- YOUR INSTRUCTIONS: Apart from the pictures, which must be omitted, restate the data exactly.

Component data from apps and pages

----------------

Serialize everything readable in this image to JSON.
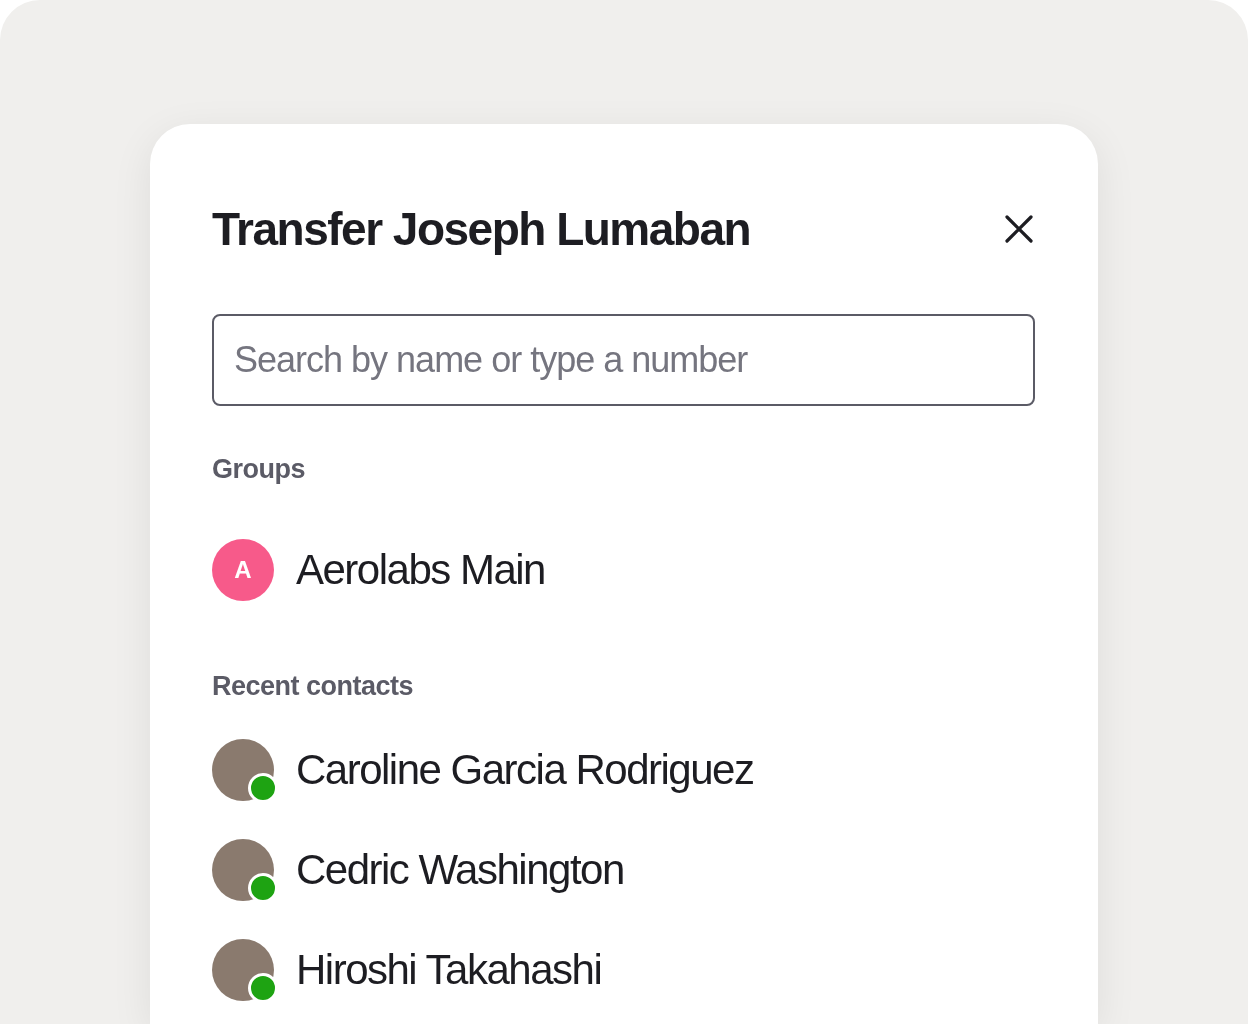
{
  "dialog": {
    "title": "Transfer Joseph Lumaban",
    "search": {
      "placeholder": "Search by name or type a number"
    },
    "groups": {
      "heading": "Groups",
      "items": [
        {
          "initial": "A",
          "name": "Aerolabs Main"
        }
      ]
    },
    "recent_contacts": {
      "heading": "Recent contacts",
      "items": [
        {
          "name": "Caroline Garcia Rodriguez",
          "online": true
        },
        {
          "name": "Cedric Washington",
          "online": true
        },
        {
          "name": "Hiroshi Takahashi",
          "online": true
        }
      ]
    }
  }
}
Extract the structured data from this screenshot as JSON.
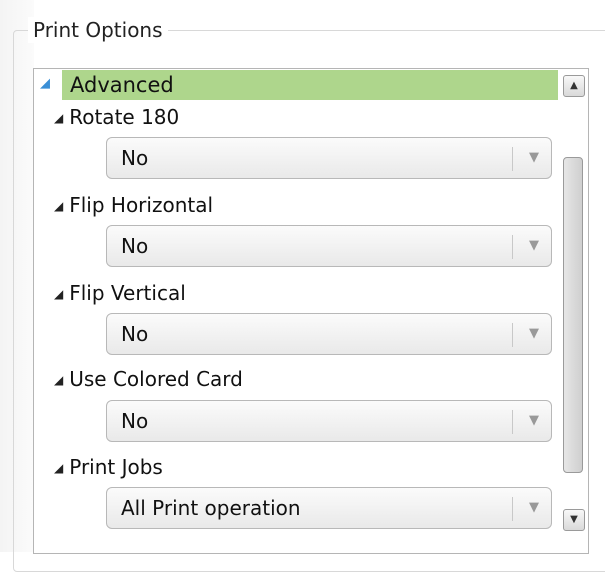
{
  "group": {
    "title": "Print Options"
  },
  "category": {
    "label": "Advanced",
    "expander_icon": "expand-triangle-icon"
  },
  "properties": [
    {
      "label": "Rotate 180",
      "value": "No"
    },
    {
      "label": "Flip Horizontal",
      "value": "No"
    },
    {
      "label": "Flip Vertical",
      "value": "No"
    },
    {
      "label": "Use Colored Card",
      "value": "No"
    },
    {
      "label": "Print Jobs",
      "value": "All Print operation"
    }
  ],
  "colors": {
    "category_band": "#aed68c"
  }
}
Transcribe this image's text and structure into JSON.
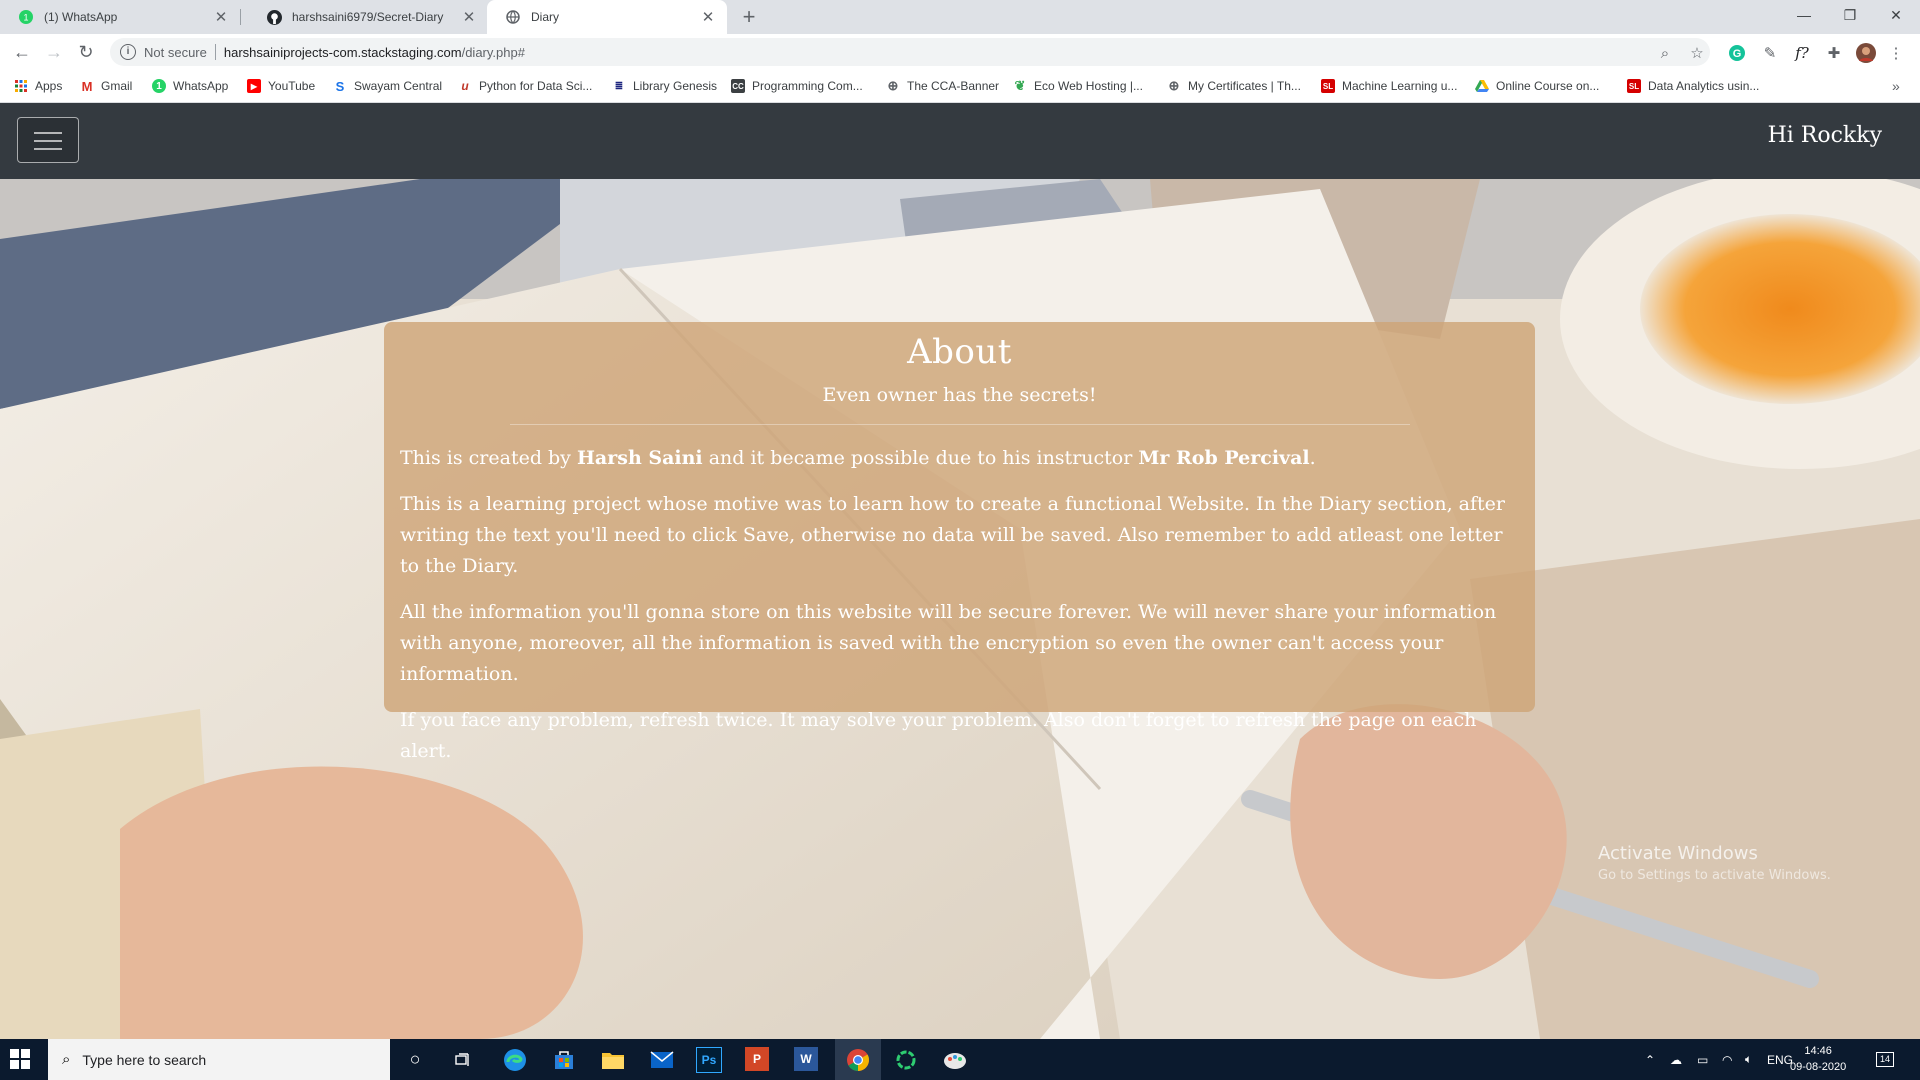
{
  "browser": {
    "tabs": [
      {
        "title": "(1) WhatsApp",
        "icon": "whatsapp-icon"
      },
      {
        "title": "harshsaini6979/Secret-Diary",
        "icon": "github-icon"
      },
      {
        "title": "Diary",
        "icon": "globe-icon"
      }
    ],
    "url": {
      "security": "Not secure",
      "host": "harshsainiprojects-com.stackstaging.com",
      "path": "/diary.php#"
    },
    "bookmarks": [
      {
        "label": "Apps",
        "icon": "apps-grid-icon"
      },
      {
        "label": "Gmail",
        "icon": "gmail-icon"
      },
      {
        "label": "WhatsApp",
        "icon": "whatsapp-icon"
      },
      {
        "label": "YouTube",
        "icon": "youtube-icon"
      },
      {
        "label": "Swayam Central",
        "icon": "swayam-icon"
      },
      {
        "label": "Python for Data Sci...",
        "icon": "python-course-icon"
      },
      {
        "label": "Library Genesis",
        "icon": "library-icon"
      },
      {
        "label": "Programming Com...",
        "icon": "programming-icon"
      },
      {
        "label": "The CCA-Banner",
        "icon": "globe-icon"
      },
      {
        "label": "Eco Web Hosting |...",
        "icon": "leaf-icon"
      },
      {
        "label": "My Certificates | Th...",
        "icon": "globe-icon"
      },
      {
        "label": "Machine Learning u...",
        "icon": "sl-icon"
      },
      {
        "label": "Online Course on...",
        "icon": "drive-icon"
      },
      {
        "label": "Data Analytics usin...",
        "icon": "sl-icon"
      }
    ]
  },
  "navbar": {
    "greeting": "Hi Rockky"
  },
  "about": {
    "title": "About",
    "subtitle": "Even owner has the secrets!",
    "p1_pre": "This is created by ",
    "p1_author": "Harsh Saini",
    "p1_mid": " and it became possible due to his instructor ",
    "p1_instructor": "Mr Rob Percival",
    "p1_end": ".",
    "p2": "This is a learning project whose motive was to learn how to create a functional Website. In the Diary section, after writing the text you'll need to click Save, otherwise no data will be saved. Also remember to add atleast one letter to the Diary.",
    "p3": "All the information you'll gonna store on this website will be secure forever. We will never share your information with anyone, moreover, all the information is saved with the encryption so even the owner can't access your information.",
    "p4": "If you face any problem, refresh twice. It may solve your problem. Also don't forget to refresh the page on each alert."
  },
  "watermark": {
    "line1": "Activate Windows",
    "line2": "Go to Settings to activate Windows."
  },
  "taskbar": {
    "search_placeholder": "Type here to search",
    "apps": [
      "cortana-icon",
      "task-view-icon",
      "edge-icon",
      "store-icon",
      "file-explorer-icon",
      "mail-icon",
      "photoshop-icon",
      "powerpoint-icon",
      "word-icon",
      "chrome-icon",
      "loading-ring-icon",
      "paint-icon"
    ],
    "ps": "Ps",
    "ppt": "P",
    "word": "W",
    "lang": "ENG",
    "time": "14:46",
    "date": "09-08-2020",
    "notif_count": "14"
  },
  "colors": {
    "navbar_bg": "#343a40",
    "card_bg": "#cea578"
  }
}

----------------

- EXERCISE OUTPUT:
Serialize everything readable in this image to JSON.
{
  "dialog": {
    "title": "Transfer Joseph Lumaban",
    "search": {
      "placeholder": "Search by name or type a number"
    },
    "groups": {
      "heading": "Groups",
      "items": [
        {
          "initial": "A",
          "name": "Aerolabs Main"
        }
      ]
    },
    "recent_contacts": {
      "heading": "Recent contacts",
      "items": [
        {
          "name": "Caroline Garcia Rodriguez",
          "online": true
        },
        {
          "name": "Cedric Washington",
          "online": true
        },
        {
          "name": "Hiroshi Takahashi",
          "online": true
        }
      ]
    }
  }
}
Extract the structured data from this screenshot as JSON.
{
  "group": {
    "title": "Print Options"
  },
  "category": {
    "label": "Advanced",
    "expander_icon": "expand-triangle-icon"
  },
  "properties": [
    {
      "label": "Rotate 180",
      "value": "No"
    },
    {
      "label": "Flip Horizontal",
      "value": "No"
    },
    {
      "label": "Flip Vertical",
      "value": "No"
    },
    {
      "label": "Use Colored Card",
      "value": "No"
    },
    {
      "label": "Print Jobs",
      "value": "All Print operation"
    }
  ],
  "colors": {
    "category_band": "#aed68c"
  }
}
Transcribe this image's text and structure into JSON.
{
  "browser": {
    "tabs": [
      {
        "title": "(1) WhatsApp",
        "icon": "whatsapp-icon"
      },
      {
        "title": "harshsaini6979/Secret-Diary",
        "icon": "github-icon"
      },
      {
        "title": "Diary",
        "icon": "globe-icon"
      }
    ],
    "url": {
      "security": "Not secure",
      "host": "harshsainiprojects-com.stackstaging.com",
      "path": "/diary.php#"
    },
    "bookmarks": [
      {
        "label": "Apps",
        "icon": "apps-grid-icon"
      },
      {
        "label": "Gmail",
        "icon": "gmail-icon"
      },
      {
        "label": "WhatsApp",
        "icon": "whatsapp-icon"
      },
      {
        "label": "YouTube",
        "icon": "youtube-icon"
      },
      {
        "label": "Swayam Central",
        "icon": "swayam-icon"
      },
      {
        "label": "Python for Data Sci...",
        "icon": "python-course-icon"
      },
      {
        "label": "Library Genesis",
        "icon": "library-icon"
      },
      {
        "label": "Programming Com...",
        "icon": "programming-icon"
      },
      {
        "label": "The CCA-Banner",
        "icon": "globe-icon"
      },
      {
        "label": "Eco Web Hosting |...",
        "icon": "leaf-icon"
      },
      {
        "label": "My Certificates | Th...",
        "icon": "globe-icon"
      },
      {
        "label": "Machine Learning u...",
        "icon": "sl-icon"
      },
      {
        "label": "Online Course on...",
        "icon": "drive-icon"
      },
      {
        "label": "Data Analytics usin...",
        "icon": "sl-icon"
      }
    ]
  },
  "navbar": {
    "greeting": "Hi Rockky"
  },
  "about": {
    "title": "About",
    "subtitle": "Even owner has the secrets!",
    "p1_pre": "This is created by ",
    "p1_author": "Harsh Saini",
    "p1_mid": " and it became possible due to his instructor ",
    "p1_instructor": "Mr Rob Percival",
    "p1_end": ".",
    "p2": "This is a learning project whose motive was to learn how to create a functional Website. In the Diary section, after writing the text you'll need to click Save, otherwise no data will be saved. Also remember to add atleast one letter to the Diary.",
    "p3": "All the information you'll gonna store on this website will be secure forever. We will never share your information with anyone, moreover, all the information is saved with the encryption so even the owner can't access your information.",
    "p4": "If you face any problem, refresh twice. It may solve your problem. Also don't forget to refresh the page on each alert."
  },
  "watermark": {
    "line1": "Activate Windows",
    "line2": "Go to Settings to activate Windows."
  },
  "taskbar": {
    "search_placeholder": "Type here to search",
    "apps": [
      "cortana-icon",
      "task-view-icon",
      "edge-icon",
      "store-icon",
      "file-explorer-icon",
      "mail-icon",
      "photoshop-icon",
      "powerpoint-icon",
      "word-icon",
      "chrome-icon",
      "loading-ring-icon",
      "paint-icon"
    ],
    "ps": "Ps",
    "ppt": "P",
    "word": "W",
    "lang": "ENG",
    "time": "14:46",
    "date": "09-08-2020",
    "notif_count": "14"
  },
  "colors": {
    "navbar_bg": "#343a40",
    "card_bg": "#cea578"
  }
}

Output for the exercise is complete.